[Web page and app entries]
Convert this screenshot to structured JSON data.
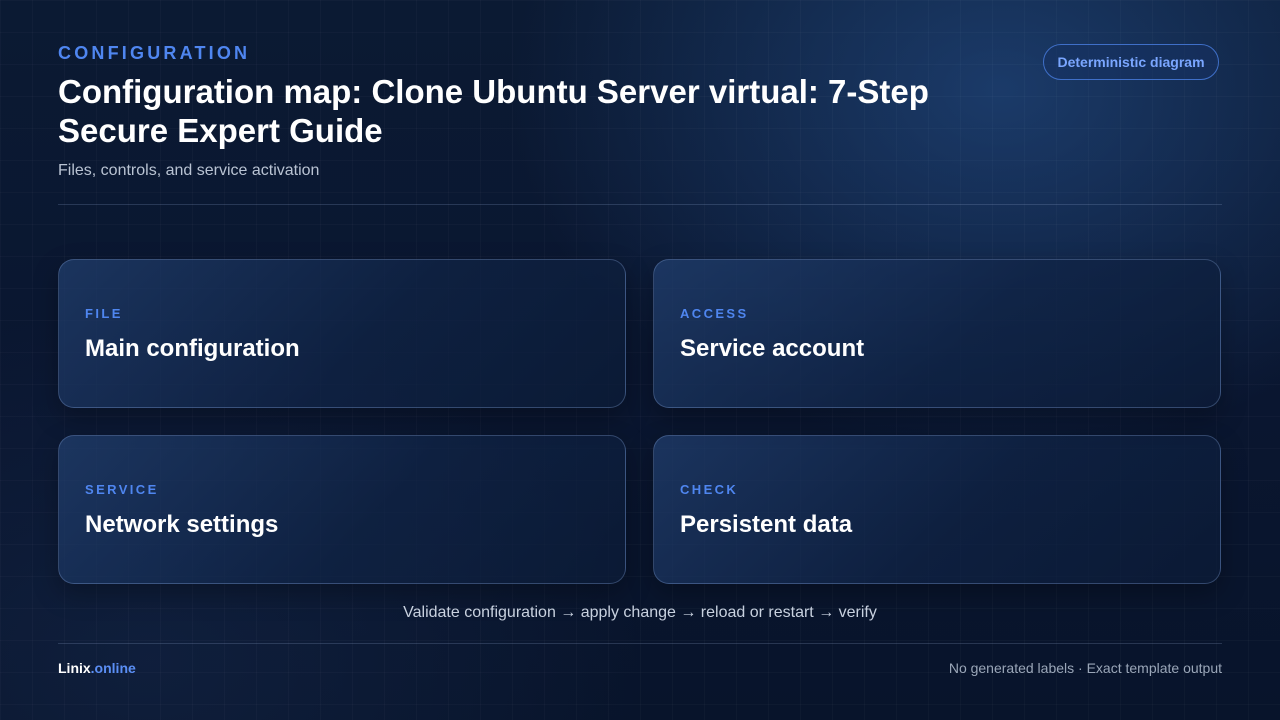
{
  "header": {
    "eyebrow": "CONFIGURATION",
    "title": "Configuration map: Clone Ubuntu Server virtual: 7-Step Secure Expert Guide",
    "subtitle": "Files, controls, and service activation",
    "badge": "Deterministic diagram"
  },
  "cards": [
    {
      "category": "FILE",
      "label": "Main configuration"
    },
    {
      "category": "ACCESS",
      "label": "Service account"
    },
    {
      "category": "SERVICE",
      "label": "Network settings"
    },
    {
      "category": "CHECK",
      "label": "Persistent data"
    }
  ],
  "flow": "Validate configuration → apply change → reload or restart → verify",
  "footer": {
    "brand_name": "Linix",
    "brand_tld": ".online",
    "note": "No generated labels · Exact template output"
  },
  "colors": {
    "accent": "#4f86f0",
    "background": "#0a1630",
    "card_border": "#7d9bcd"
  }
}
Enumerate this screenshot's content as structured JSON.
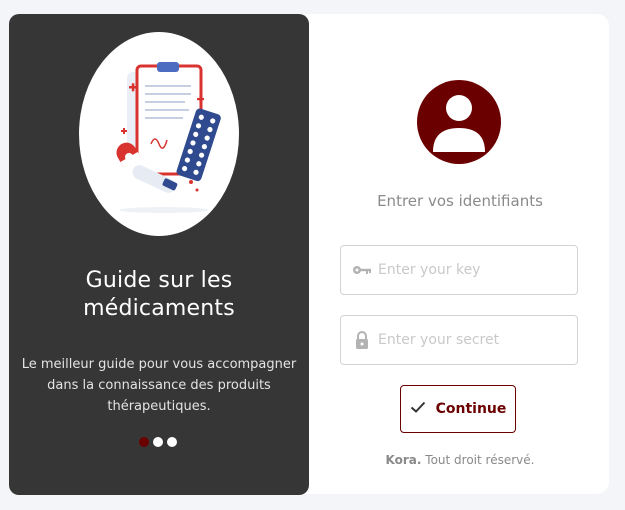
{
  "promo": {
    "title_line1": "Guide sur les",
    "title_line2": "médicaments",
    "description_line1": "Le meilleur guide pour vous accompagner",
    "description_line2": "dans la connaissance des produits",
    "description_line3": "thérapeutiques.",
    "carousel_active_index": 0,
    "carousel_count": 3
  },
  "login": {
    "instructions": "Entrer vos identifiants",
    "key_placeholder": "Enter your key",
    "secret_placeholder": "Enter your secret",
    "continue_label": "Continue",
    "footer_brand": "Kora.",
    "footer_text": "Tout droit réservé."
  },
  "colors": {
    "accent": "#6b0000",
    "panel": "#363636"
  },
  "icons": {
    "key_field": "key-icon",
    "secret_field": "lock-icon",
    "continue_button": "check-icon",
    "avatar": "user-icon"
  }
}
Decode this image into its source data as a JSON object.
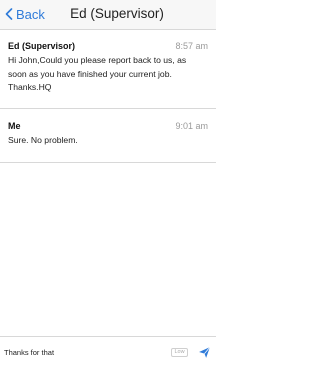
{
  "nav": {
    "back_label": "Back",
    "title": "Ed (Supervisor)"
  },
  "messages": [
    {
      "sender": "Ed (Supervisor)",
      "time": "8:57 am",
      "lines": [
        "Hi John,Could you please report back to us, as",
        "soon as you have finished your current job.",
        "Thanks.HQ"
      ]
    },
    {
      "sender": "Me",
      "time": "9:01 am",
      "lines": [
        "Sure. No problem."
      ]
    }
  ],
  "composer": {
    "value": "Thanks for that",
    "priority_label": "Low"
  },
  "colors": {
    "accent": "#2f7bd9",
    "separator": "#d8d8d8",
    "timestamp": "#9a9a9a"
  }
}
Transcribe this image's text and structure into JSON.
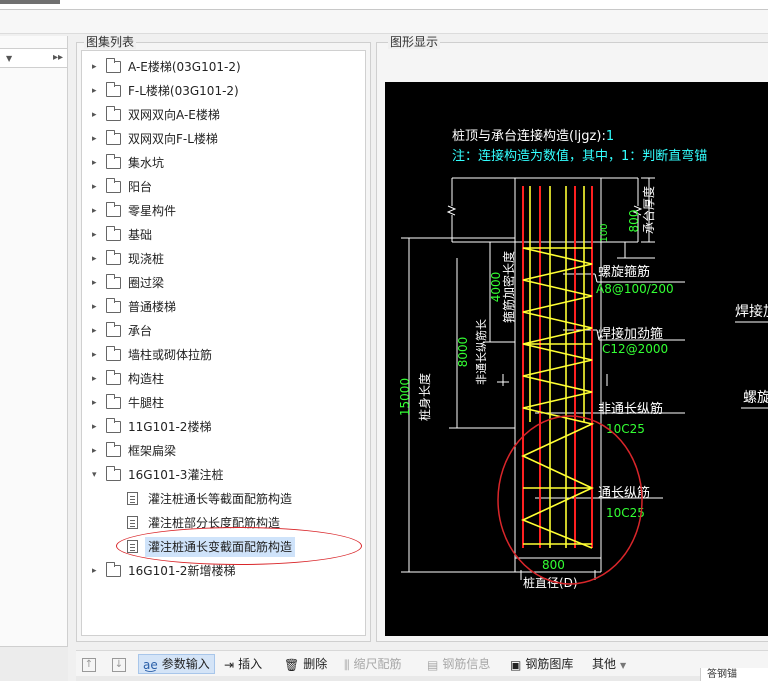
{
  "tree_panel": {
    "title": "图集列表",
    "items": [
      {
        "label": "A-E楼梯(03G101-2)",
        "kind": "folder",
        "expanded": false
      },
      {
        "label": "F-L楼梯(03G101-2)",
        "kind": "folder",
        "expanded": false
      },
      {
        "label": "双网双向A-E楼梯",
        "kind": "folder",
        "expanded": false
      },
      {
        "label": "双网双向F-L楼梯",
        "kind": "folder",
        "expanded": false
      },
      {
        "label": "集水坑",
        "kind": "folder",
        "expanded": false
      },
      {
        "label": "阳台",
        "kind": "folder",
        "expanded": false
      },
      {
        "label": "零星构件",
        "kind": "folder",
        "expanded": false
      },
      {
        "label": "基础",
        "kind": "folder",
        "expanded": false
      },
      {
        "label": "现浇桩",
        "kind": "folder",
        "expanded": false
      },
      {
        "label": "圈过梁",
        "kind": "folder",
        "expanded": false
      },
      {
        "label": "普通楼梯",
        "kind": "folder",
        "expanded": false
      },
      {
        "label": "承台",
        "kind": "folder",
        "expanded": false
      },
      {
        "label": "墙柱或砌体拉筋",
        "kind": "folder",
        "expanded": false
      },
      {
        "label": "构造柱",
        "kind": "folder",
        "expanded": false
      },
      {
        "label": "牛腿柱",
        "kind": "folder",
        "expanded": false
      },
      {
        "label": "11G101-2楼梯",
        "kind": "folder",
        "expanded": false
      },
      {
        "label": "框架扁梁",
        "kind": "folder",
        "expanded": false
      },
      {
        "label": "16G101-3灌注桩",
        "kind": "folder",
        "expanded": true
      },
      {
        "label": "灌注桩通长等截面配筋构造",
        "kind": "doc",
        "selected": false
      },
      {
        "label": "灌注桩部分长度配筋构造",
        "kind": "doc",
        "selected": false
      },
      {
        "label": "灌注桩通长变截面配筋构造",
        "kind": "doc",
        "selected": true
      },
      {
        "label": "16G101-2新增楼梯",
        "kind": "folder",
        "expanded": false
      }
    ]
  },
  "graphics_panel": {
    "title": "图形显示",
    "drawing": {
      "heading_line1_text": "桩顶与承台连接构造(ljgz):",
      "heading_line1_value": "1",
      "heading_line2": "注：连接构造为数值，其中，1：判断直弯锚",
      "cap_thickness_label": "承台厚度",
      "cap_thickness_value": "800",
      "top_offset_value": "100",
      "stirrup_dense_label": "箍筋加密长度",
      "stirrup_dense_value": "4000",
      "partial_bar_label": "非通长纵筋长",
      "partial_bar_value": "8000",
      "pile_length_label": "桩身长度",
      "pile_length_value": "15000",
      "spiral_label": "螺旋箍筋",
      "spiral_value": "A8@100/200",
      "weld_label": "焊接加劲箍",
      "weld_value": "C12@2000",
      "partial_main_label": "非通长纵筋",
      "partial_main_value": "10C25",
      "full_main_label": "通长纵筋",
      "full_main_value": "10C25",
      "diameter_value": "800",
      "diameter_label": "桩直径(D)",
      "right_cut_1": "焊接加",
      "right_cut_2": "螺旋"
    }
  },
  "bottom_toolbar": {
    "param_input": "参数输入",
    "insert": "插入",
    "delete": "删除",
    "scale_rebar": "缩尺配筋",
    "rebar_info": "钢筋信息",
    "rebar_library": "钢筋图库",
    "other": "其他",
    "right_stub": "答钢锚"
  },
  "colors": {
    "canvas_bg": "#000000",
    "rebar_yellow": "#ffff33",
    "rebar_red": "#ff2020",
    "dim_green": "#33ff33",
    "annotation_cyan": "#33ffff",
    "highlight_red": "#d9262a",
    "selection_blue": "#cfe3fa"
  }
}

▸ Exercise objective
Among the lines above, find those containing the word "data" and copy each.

▸ Solved exercise
Convert this screenshot to structured JSON data.
      "label": "Persistent data"
Decode this image into its source data as a JSON object.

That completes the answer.